Your instructions:
Copy each line of the data beneath in which the word "accent" appears.
Top of Data excerpts
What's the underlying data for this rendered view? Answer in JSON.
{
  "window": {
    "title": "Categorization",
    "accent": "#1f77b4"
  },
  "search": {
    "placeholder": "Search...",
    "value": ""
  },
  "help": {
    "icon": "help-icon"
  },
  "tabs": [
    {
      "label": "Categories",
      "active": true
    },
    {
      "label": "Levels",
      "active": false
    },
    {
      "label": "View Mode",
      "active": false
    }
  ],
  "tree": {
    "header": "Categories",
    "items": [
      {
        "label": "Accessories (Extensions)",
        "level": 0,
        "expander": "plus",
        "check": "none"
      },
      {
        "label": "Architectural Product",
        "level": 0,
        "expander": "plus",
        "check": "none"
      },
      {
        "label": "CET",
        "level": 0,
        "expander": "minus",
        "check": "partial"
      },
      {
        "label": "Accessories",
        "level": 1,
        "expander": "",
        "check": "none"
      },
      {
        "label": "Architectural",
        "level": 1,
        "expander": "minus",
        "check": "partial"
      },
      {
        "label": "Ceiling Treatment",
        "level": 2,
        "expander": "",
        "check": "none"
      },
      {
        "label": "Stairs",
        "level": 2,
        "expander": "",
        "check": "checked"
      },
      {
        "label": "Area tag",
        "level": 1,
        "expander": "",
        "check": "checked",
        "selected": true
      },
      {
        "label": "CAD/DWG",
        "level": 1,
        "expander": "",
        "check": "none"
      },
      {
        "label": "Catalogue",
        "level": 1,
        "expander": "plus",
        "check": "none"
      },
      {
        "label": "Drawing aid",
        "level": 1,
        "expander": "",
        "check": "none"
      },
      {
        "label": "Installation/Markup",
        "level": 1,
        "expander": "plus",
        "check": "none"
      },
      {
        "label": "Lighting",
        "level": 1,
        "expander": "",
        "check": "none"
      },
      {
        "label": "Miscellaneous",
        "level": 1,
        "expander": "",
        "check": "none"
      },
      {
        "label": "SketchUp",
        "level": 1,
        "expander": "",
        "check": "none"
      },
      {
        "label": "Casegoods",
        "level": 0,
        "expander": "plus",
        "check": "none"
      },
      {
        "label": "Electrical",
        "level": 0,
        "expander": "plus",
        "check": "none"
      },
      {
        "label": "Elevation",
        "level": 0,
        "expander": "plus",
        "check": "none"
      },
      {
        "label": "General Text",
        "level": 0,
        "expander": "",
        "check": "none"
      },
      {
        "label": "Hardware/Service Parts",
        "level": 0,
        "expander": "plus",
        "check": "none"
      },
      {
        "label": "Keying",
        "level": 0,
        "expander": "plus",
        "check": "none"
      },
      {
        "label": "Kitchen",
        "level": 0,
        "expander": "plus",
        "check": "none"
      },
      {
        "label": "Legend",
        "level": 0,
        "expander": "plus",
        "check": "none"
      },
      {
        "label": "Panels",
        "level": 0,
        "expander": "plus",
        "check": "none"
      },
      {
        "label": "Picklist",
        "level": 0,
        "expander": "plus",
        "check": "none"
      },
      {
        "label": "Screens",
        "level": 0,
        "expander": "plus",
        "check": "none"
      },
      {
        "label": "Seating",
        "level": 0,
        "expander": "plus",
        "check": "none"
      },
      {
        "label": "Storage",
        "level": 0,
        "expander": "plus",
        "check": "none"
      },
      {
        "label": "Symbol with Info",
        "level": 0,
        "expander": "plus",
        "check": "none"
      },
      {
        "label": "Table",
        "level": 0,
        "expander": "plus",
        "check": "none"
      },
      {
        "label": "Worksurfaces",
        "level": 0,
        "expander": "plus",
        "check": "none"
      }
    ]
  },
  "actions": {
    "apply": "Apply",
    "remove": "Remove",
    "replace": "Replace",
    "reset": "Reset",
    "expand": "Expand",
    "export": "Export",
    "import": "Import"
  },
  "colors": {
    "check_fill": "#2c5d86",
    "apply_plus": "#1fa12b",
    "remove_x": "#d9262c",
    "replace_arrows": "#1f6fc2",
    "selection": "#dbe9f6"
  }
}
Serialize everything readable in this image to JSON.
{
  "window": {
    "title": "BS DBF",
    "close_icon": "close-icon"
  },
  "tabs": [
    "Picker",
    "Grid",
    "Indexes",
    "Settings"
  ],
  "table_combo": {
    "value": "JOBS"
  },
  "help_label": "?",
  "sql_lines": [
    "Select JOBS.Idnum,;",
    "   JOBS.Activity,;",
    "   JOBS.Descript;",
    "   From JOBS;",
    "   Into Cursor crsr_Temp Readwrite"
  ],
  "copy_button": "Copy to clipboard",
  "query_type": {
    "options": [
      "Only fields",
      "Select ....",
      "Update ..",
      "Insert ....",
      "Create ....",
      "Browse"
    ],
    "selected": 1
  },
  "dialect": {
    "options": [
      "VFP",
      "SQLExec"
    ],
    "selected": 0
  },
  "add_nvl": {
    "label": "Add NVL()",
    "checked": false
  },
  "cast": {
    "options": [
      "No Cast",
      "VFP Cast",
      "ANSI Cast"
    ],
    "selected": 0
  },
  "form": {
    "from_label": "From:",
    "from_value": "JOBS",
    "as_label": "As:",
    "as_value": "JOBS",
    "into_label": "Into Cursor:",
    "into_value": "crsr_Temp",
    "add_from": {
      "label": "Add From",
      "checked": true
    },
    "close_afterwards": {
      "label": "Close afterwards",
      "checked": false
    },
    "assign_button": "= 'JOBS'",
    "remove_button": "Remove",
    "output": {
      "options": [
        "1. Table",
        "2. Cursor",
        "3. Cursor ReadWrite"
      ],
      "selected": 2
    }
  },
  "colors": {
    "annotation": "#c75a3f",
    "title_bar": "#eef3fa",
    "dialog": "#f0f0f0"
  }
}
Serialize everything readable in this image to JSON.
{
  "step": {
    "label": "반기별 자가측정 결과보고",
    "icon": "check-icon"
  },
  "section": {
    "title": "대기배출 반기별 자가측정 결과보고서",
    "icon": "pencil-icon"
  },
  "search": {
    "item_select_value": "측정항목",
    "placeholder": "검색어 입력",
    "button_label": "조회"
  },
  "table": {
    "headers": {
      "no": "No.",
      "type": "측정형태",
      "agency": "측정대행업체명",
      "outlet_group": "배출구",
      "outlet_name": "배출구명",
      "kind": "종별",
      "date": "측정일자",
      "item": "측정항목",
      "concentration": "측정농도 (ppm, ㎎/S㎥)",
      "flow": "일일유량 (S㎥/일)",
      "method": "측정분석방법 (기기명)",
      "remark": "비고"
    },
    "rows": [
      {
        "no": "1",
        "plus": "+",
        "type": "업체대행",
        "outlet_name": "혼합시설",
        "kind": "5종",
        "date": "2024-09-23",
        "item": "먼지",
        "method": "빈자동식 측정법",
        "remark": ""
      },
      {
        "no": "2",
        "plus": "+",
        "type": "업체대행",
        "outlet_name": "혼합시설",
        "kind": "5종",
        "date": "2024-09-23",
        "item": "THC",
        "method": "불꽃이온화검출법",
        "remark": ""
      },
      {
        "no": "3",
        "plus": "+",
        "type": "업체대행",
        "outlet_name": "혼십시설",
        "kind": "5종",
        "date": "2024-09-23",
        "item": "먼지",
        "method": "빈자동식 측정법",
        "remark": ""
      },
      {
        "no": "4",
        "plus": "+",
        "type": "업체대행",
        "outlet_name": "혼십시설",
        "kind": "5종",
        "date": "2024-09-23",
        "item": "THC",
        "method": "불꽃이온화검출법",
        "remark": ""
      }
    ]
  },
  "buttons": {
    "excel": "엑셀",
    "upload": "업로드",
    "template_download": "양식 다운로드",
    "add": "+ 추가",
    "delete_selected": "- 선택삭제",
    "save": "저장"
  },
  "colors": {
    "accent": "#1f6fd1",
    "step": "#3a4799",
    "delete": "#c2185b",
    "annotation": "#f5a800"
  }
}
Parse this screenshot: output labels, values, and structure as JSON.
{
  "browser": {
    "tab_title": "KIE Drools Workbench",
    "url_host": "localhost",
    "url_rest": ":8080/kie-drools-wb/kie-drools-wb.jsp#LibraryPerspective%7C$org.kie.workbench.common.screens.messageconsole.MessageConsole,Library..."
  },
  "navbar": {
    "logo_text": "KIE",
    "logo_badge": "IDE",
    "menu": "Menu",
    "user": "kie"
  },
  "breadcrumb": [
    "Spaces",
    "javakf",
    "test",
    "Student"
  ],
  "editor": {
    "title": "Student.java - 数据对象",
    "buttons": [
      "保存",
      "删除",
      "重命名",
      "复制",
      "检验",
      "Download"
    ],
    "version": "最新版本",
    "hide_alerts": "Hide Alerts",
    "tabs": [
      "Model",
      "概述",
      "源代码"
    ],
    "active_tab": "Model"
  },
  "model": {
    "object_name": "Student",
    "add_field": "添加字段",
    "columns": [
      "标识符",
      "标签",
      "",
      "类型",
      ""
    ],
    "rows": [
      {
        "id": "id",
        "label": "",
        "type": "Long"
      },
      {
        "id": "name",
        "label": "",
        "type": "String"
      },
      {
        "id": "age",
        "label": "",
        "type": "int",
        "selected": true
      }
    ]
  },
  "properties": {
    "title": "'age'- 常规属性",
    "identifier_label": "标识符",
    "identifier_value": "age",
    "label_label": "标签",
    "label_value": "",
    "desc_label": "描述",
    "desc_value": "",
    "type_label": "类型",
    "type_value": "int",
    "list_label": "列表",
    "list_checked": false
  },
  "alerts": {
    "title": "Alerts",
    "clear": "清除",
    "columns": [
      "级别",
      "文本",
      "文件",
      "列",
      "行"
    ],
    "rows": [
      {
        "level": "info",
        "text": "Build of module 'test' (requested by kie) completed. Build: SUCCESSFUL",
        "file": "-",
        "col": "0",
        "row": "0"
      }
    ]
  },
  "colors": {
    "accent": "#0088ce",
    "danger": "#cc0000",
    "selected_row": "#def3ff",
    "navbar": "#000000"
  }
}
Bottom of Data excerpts
Task response:
    "accent": "#1f77b4"
    "accent": "#1f6fd1",
    "accent": "#0088ce",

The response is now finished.